> [Exercise aim] Read the lines of the data below and retrieve those with "this".

> [Supplied material]
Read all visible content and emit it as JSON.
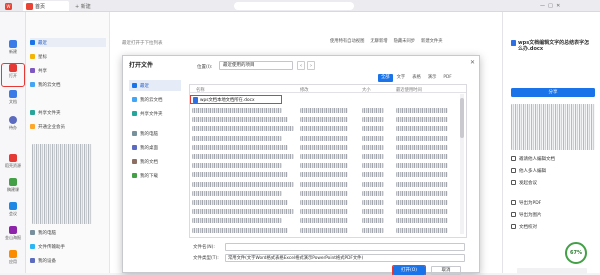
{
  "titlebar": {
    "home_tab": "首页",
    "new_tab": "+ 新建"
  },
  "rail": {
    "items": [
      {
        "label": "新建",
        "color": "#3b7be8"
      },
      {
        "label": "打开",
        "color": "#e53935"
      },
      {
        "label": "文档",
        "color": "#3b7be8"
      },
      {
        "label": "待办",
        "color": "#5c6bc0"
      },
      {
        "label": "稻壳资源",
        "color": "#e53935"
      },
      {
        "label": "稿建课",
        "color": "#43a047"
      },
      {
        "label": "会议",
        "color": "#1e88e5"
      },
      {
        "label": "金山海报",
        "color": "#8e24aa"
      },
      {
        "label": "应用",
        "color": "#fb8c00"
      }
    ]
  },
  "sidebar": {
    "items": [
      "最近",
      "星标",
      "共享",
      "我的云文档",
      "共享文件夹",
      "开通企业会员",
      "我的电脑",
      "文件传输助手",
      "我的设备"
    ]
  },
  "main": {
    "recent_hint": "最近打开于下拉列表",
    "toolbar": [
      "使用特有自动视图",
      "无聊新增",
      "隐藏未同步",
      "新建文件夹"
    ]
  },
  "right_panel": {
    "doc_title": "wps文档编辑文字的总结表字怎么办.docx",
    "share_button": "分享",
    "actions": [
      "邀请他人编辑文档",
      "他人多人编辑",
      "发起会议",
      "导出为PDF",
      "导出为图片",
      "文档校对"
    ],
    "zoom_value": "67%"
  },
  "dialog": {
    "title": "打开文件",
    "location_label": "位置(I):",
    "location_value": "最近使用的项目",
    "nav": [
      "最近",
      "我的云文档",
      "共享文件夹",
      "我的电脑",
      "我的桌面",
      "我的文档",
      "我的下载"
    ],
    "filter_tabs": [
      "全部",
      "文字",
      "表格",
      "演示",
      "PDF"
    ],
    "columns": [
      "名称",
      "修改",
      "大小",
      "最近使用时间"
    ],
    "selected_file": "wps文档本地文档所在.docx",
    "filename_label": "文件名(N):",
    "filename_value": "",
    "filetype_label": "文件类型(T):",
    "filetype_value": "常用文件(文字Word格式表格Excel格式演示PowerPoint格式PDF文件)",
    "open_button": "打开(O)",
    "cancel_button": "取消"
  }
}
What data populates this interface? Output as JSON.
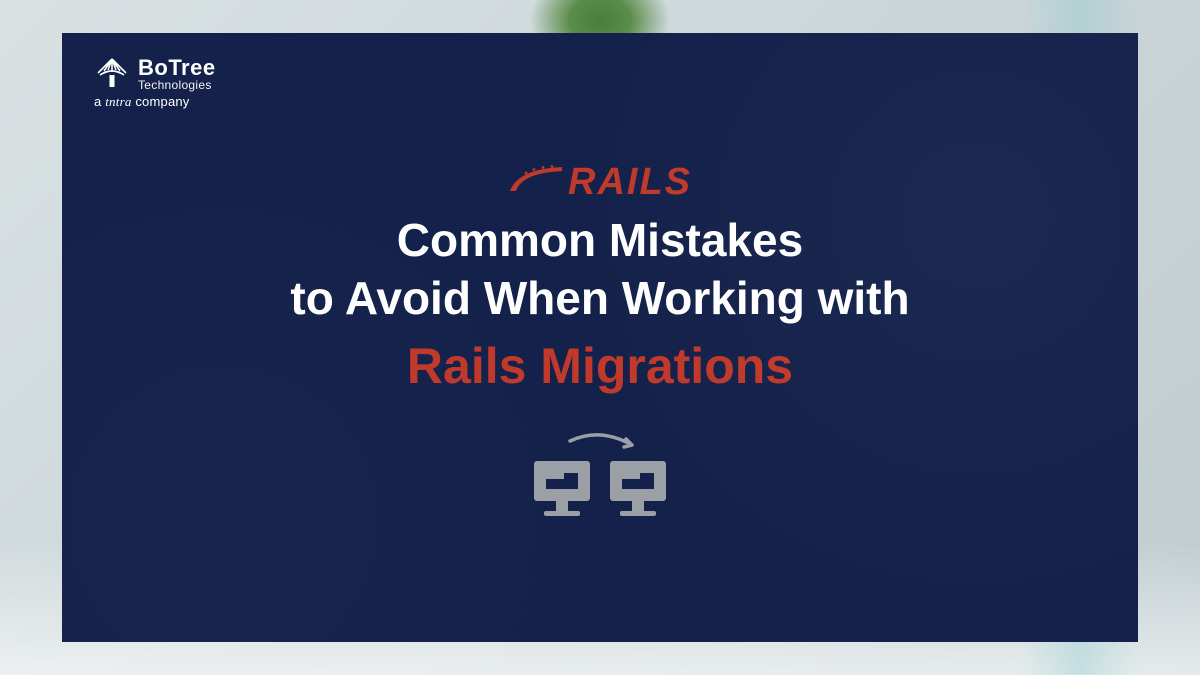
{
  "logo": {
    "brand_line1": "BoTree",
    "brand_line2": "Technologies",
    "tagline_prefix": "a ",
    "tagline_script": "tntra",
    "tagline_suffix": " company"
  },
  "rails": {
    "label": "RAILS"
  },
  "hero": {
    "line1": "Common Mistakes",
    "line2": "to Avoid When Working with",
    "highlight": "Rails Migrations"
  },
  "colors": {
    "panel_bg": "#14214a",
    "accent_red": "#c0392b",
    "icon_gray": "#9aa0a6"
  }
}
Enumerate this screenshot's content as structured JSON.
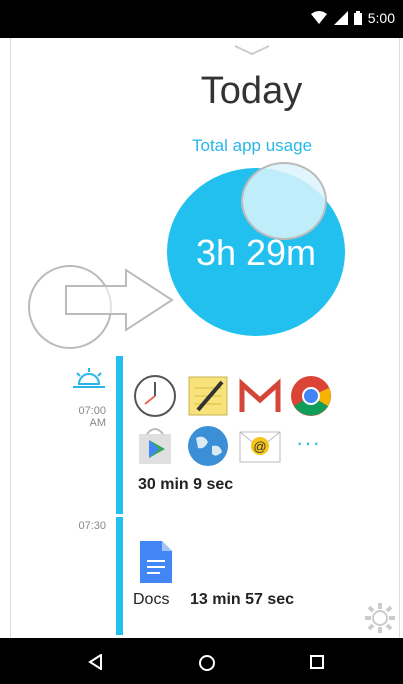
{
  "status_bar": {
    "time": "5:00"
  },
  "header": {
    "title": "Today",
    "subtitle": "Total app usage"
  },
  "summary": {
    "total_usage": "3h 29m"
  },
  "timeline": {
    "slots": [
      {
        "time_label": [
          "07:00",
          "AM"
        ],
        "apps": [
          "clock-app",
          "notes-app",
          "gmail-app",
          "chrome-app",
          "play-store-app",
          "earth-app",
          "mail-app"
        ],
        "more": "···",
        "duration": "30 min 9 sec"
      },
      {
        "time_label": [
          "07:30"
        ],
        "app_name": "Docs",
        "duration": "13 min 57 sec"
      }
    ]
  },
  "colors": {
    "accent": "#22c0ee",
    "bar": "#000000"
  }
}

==

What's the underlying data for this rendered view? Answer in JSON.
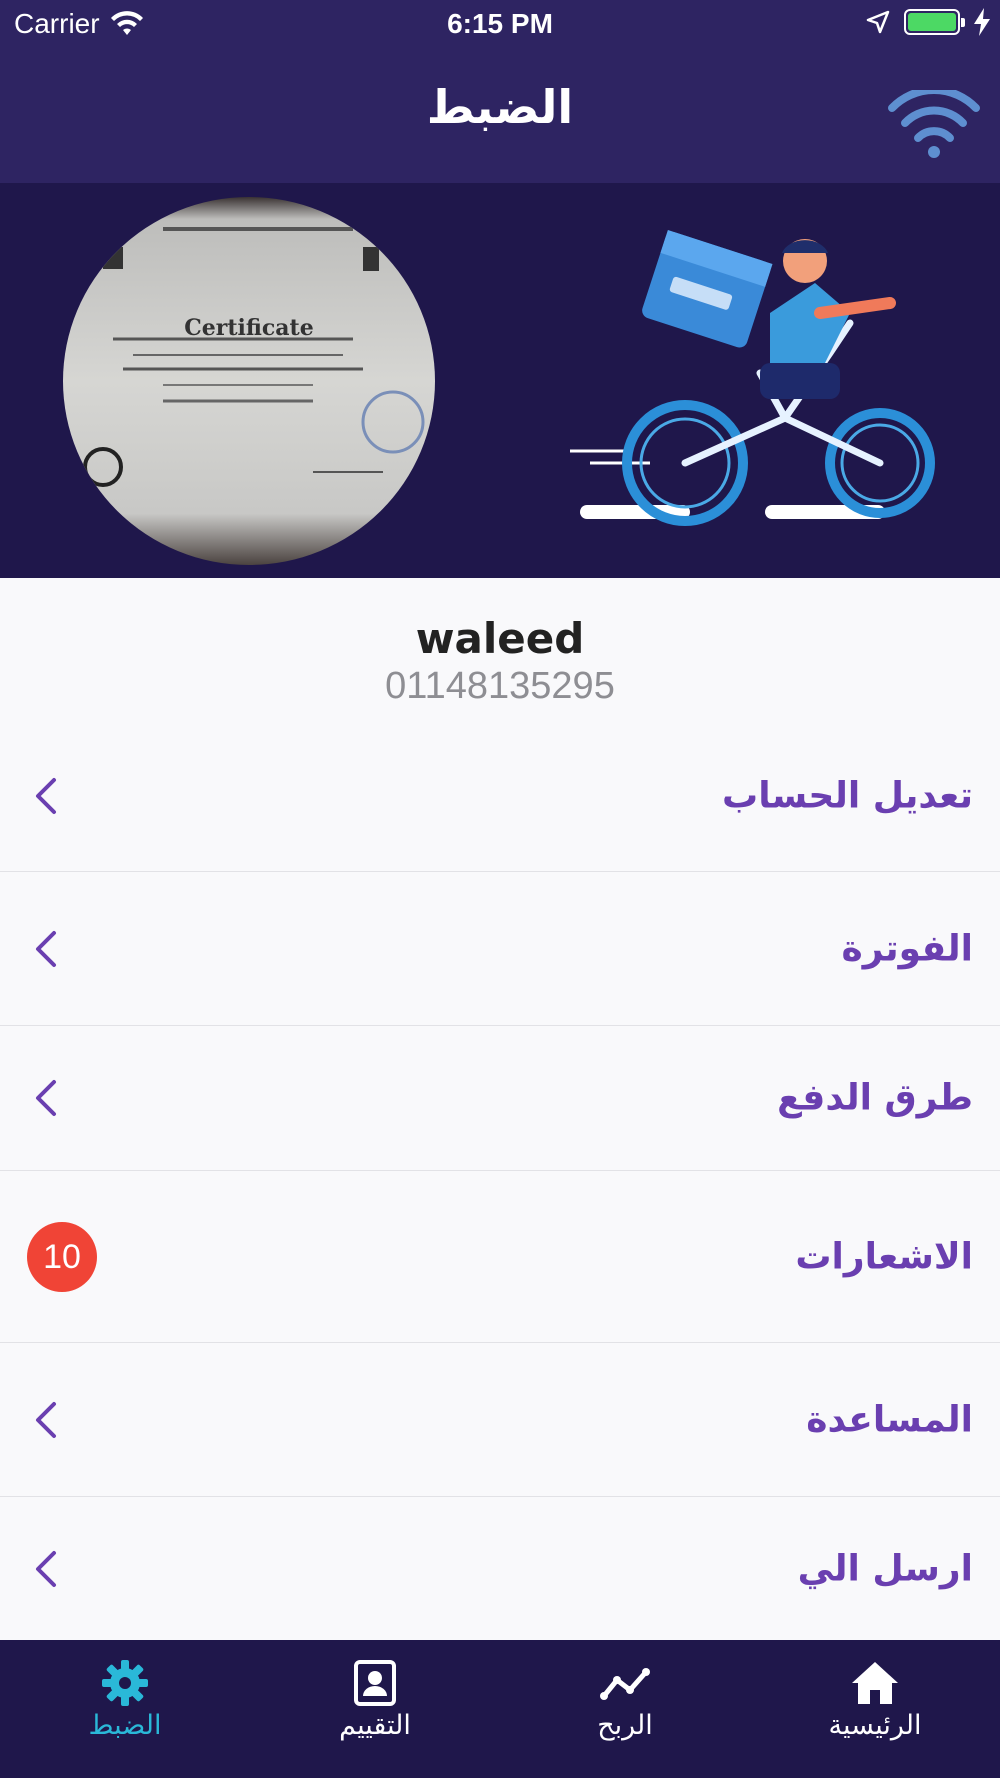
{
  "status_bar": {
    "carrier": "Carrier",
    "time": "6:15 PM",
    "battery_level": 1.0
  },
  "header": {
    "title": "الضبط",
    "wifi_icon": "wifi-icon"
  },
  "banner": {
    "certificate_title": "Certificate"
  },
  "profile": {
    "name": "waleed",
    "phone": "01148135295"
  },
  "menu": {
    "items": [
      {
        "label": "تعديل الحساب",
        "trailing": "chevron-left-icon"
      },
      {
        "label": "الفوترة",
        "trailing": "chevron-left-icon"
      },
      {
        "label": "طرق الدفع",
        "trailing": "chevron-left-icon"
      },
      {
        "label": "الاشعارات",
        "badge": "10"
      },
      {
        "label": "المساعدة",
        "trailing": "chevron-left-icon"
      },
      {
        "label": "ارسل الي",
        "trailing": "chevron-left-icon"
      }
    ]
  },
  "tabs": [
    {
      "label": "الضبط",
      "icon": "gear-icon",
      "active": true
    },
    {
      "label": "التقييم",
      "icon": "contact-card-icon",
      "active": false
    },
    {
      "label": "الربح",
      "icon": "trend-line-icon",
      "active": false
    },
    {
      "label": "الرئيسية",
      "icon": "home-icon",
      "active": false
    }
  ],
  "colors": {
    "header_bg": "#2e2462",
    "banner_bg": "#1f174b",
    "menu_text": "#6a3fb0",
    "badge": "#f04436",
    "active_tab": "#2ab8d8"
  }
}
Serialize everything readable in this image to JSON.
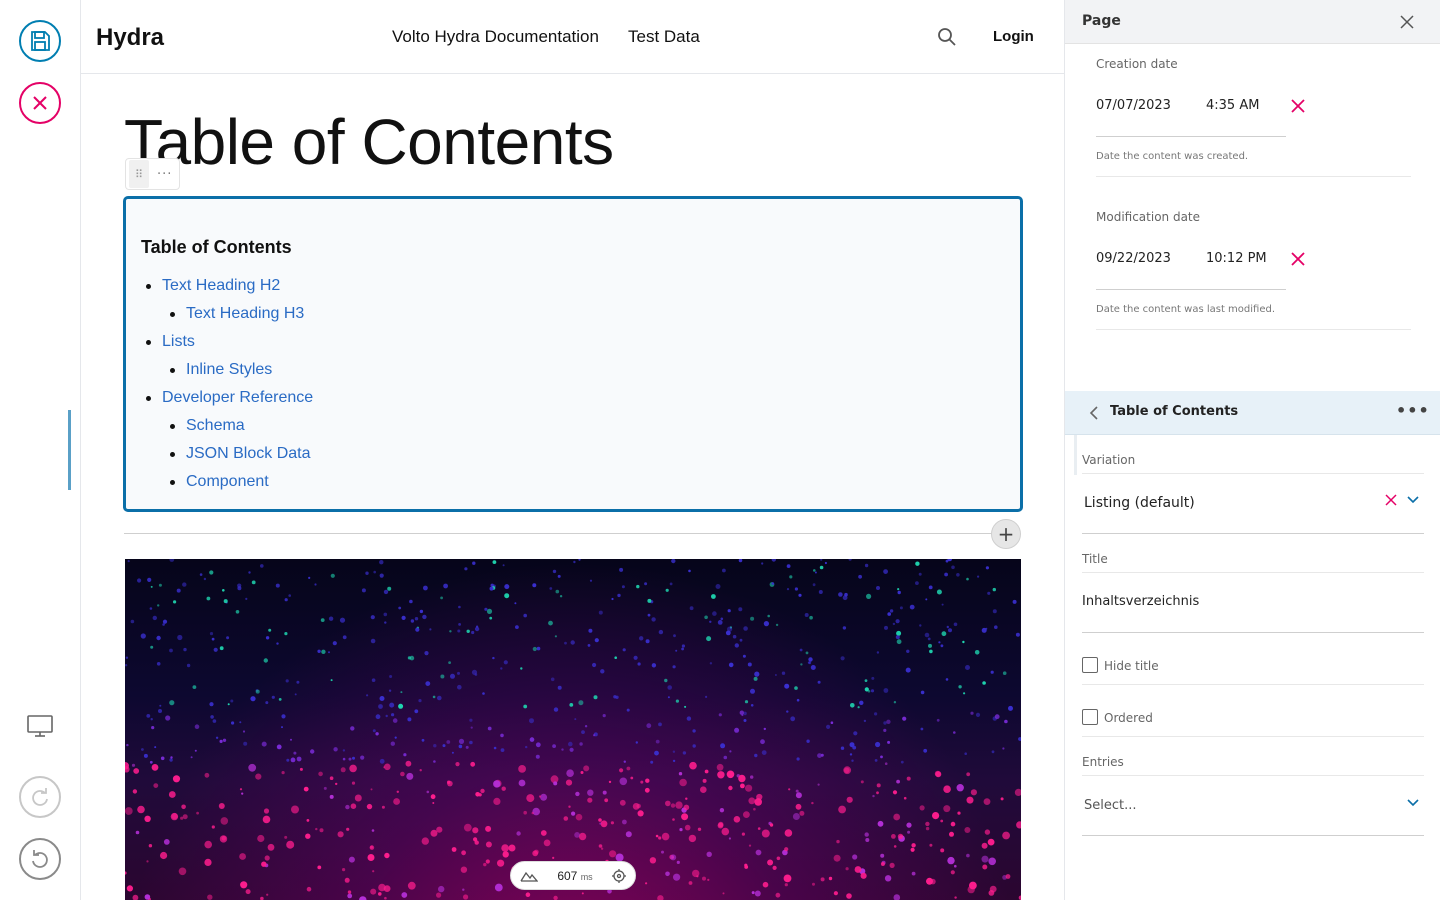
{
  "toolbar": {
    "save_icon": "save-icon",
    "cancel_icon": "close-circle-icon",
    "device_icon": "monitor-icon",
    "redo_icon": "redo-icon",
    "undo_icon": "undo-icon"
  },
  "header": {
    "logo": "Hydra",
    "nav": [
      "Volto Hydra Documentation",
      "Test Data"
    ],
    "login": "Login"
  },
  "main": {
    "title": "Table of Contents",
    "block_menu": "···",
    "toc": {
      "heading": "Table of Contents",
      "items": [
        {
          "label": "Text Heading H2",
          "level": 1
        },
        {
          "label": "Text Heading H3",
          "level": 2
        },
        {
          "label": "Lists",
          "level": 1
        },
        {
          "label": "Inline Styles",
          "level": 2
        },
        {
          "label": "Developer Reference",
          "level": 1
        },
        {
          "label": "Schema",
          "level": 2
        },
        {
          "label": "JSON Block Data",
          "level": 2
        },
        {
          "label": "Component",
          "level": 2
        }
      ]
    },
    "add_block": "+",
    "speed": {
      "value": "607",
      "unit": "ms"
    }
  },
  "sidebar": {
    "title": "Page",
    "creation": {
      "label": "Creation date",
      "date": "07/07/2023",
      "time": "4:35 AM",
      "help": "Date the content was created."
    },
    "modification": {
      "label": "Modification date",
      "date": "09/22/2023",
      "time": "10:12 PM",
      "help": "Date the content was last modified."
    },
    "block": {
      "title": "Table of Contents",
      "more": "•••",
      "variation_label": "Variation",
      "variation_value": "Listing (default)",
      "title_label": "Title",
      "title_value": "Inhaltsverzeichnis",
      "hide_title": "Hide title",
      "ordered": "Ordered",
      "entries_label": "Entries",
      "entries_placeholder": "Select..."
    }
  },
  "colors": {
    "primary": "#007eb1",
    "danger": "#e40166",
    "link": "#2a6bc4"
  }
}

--

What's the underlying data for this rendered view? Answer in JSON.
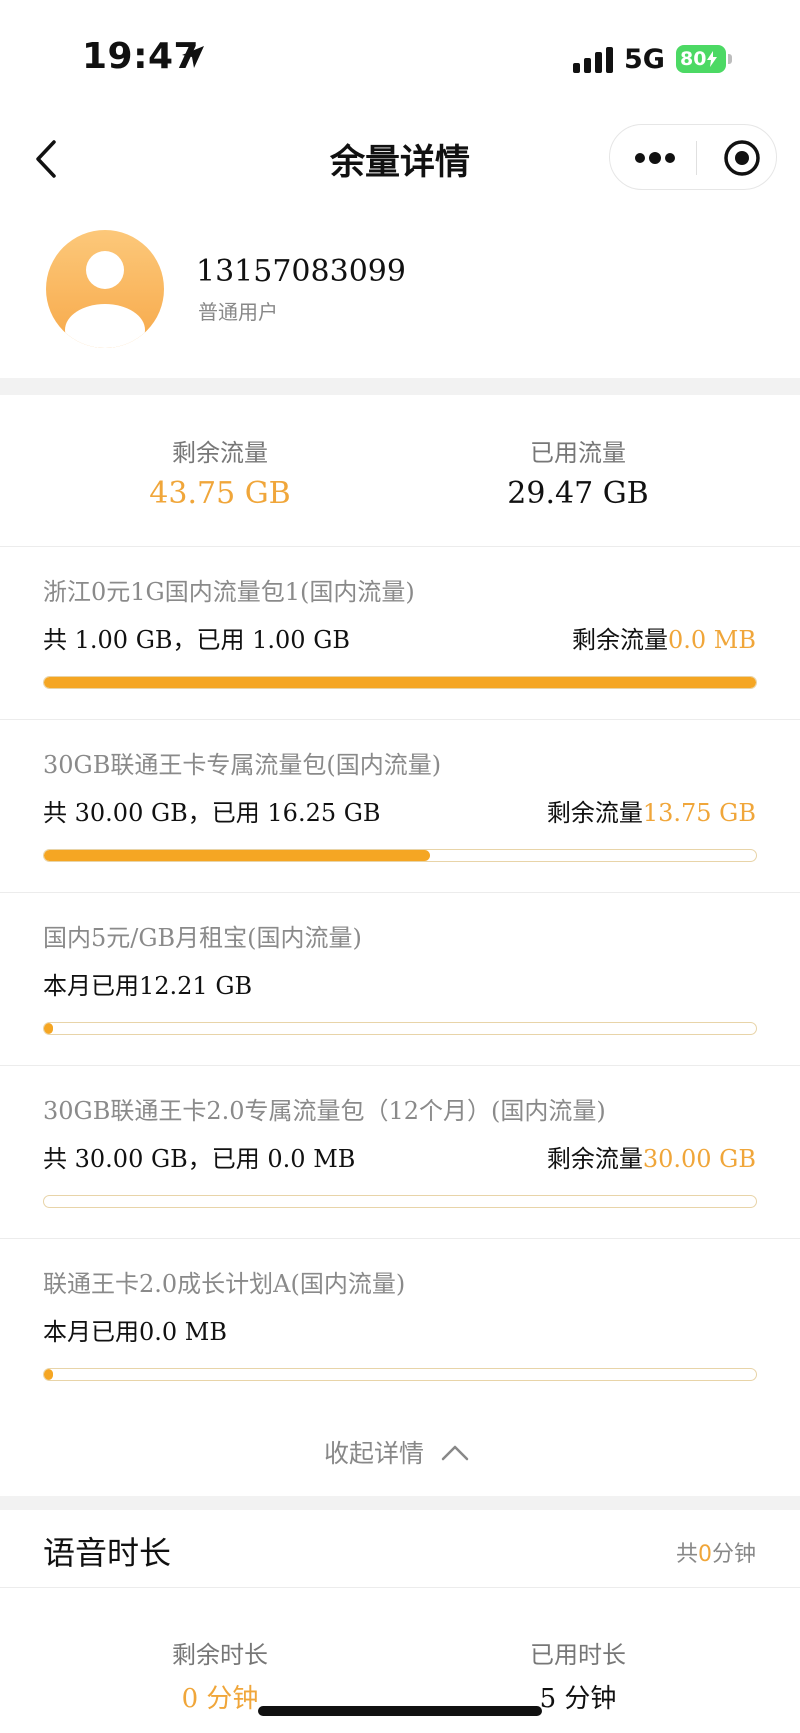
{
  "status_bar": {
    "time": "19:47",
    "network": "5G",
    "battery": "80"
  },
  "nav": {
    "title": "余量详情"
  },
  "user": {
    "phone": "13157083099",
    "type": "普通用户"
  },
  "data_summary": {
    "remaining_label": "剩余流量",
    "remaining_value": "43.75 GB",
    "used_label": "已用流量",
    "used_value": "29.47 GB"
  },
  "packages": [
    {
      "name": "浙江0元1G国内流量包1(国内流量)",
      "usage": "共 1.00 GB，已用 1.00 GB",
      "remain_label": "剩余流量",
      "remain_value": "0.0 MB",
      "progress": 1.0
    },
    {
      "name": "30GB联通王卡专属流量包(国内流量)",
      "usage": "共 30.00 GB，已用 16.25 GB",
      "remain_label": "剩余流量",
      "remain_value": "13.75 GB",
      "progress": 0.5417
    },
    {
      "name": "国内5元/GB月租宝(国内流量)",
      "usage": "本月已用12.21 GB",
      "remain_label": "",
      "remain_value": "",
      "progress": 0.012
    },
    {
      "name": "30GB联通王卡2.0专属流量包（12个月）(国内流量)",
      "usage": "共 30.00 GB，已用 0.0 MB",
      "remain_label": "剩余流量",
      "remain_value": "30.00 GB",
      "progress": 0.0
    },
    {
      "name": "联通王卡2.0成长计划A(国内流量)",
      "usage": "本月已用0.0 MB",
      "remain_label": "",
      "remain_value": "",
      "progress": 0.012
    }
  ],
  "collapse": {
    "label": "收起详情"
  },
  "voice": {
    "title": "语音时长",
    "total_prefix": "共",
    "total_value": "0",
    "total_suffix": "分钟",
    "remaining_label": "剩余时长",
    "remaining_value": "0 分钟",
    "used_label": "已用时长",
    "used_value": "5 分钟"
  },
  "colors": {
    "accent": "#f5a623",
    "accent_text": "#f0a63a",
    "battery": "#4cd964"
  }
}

> [Exercise response]
What data populates this interface? Output as JSON.
Enumerate this screenshot's content as structured JSON.
What's the underlying data for this rendered view? Answer in JSON.
Serialize everything readable in this image to JSON.
What's the underlying data for this rendered view? Answer in JSON.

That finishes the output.